The preamble of the San Francisco Charter (1945) – the founding document of the United Nations – highlighted the importance of equal rights between men and women. In 1947, the first meeting of the Commission on the Status of Women (CSW) was held at Lake Success. This advisory body then consisted of fifteen women. From the very first sessions, the CSW showed great spirit of initiative. During the negotiations for the Universal Declaration on Human Rights (1948), for example, the Commission avoided that the term “man” was used as a synonym for “human being.”
Once it became a member of the Organization, Italy stood out for its growing contribution to the work of the United Nations in the field of gender policies. Italy never failed to raise its voice in the debate at the UN in those years in support of a greater role for women in society. Our Country contributed actively to the adoption of historic documents of the Organization that recognize the political rights of women and promote the principles of conjugal equality and equal pay. The final step of this first phase was the adoption of the Convention for the Elimination of All Forms of Discrimination against Women (CEDAW, 1979).
It took another ten years, however, for gender policies to become a priority on the political agenda of the United Nations. The breakthrough came at the Fourth World Conference on Women, which adopted the Beijing Declaration and its Platform of Action (1995). In 2000, the Security Council adopted Resolution 1325 (Women, Peace, and Security Agenda), which acknowledged the role of women in conflict prevention and solution, peacekeeping, and peacebuilding processes. Today there is no political, military, or economic issue discussed at the United Nations that does not include consideration of the status of women.
Over the past 20 years, Italy has made an outstanding contribution to the negotiations for the protection of women’s rights, the right to education and health for girls and adolescents, and the fight against gender-based violence. During its last mandate as a non-permanent member of the Security Council (2017-2018), Italy has taken successful steps to include the issue of sexual violence in situations of armed conflict on the Council’s agenda. We have also managed to include the reference to the implementation of Resolution 1325 in the Council’s decisions and, in particular, in peacekeeping mission mandates.
Among the most heinous forms of violence against women is female genital mutilation. Since 2009, Italy, in coordination with African Countries, has undertaken an intense effort to launch at the United Nations a campaign to abandon this practice. The results were not long in coming. In 2012 and 2014, the General Assembly adopted unanimously the first two resolutions for the elimination of this practice, committing Member States to intensify their measures to prevent and repress it.

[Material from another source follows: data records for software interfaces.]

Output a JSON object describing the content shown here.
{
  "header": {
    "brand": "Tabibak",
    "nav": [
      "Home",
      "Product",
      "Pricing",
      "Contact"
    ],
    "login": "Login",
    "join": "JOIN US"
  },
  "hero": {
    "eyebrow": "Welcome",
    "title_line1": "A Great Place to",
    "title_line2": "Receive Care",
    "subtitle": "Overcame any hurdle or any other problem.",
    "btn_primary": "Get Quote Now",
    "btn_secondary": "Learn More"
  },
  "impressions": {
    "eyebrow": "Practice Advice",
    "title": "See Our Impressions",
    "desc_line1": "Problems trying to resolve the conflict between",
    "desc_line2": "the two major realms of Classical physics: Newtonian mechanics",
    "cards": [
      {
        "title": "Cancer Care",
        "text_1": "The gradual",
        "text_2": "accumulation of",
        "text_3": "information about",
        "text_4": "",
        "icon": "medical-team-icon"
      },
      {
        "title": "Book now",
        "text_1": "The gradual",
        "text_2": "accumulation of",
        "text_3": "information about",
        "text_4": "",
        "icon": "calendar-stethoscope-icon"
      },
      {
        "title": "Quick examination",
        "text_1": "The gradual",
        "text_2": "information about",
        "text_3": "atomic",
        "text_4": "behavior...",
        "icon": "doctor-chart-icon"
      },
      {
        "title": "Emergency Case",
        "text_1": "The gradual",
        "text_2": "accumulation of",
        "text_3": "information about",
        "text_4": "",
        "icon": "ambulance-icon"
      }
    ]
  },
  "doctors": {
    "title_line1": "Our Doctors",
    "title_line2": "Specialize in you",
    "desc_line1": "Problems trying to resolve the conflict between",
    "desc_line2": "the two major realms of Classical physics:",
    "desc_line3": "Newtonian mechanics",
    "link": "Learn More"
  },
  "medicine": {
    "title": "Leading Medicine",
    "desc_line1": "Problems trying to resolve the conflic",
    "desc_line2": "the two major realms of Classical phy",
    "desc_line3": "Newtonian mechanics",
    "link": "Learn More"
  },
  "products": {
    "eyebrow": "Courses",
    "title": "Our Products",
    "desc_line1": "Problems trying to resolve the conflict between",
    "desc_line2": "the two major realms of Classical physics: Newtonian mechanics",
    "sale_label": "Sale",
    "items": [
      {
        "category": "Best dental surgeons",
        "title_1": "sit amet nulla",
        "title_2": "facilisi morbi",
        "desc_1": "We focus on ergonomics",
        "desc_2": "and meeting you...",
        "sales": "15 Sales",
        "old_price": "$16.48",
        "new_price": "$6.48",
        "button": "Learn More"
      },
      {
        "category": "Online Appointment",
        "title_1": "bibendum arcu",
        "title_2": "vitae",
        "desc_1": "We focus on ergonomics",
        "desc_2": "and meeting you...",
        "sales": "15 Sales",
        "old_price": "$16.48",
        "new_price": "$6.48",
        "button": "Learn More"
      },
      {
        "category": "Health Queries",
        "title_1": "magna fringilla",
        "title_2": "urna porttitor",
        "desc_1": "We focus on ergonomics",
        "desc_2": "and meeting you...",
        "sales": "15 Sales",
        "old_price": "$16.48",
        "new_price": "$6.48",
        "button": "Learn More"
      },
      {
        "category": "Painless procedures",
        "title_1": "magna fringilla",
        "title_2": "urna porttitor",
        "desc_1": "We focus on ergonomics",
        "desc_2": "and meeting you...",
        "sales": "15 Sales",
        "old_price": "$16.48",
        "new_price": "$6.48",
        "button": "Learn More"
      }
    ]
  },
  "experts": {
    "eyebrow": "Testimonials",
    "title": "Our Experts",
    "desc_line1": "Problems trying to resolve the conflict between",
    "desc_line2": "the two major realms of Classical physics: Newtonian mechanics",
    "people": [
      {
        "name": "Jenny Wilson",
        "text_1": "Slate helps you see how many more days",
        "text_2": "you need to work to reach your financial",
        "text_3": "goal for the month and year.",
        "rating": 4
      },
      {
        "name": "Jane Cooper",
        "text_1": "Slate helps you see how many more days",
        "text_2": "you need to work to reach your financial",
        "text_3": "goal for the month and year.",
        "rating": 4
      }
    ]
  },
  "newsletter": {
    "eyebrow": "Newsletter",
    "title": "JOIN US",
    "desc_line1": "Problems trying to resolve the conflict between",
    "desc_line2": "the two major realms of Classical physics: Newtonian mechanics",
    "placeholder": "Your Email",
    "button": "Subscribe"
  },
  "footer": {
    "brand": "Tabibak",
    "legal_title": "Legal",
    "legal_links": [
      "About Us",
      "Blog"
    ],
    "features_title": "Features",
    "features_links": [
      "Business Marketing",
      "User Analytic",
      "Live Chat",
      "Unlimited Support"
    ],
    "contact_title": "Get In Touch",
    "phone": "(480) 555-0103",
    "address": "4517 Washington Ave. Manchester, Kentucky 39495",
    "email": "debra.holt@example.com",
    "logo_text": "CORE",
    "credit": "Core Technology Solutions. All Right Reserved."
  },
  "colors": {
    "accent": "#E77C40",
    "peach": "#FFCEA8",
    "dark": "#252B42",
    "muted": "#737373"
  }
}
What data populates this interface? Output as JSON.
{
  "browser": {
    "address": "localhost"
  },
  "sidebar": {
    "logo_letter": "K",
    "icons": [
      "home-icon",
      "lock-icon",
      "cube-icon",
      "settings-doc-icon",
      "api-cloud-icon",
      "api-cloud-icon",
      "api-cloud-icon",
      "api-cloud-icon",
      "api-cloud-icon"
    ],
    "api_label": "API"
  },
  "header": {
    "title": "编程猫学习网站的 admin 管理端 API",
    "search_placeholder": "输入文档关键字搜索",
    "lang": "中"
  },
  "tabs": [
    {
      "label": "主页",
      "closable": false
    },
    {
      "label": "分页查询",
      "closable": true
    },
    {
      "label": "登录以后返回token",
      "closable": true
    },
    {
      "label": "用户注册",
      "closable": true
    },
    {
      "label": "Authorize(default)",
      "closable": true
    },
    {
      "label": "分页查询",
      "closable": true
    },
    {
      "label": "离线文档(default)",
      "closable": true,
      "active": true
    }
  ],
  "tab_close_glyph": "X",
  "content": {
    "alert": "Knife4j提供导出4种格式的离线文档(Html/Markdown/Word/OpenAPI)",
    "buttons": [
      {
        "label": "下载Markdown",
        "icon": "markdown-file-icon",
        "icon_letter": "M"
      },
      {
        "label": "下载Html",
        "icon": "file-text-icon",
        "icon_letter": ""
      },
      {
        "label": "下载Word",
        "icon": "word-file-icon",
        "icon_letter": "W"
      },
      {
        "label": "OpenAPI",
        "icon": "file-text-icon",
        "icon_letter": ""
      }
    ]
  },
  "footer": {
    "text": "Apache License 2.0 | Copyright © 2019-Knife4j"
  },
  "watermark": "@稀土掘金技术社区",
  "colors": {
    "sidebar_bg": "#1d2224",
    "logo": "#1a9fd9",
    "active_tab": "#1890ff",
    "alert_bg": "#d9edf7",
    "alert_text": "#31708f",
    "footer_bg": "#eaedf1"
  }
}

Italy is also at the forefront of the fight against early and forced marriages and is part of a core group of States who promoted the first substantial resolution to end these marriages, adopted unanimously by the General Assembly in December 2014.
Our country also stands out for its commitment to the prevention of mass atrocities, with particular attention to gender-related factors. Since 2012, our country has been providing financial support to the Office of the Special Adviser on the Prevention of Genocide for the development of early warning mechanisms for the prevention of armed conflicts and international crimes (the so-called Framework for atrocity crimes prevention).
Through the works of the General Assembly, CSW, and CEDAW, and with the collaboration of UN WOMEN – the UN organization created to promote gender equality, whose Executive Board Italy sits on – our Country continues to uphold the cause of promoting the status of women at the United Nations.
Italy supports cooperation projects in favor of women’s empowerment and gender equality in Africa, the Middle East and Central America. Our country has allocated growing contributions to UN WOMEN year after year for activities directed to the implementation of Agenda 2030 and the Women, Peace and Security Agenda. In 2017, Italy also launched the Mediterranean Women Mediators Network to promote the role of women in conflict resolution and mediation processes in the region.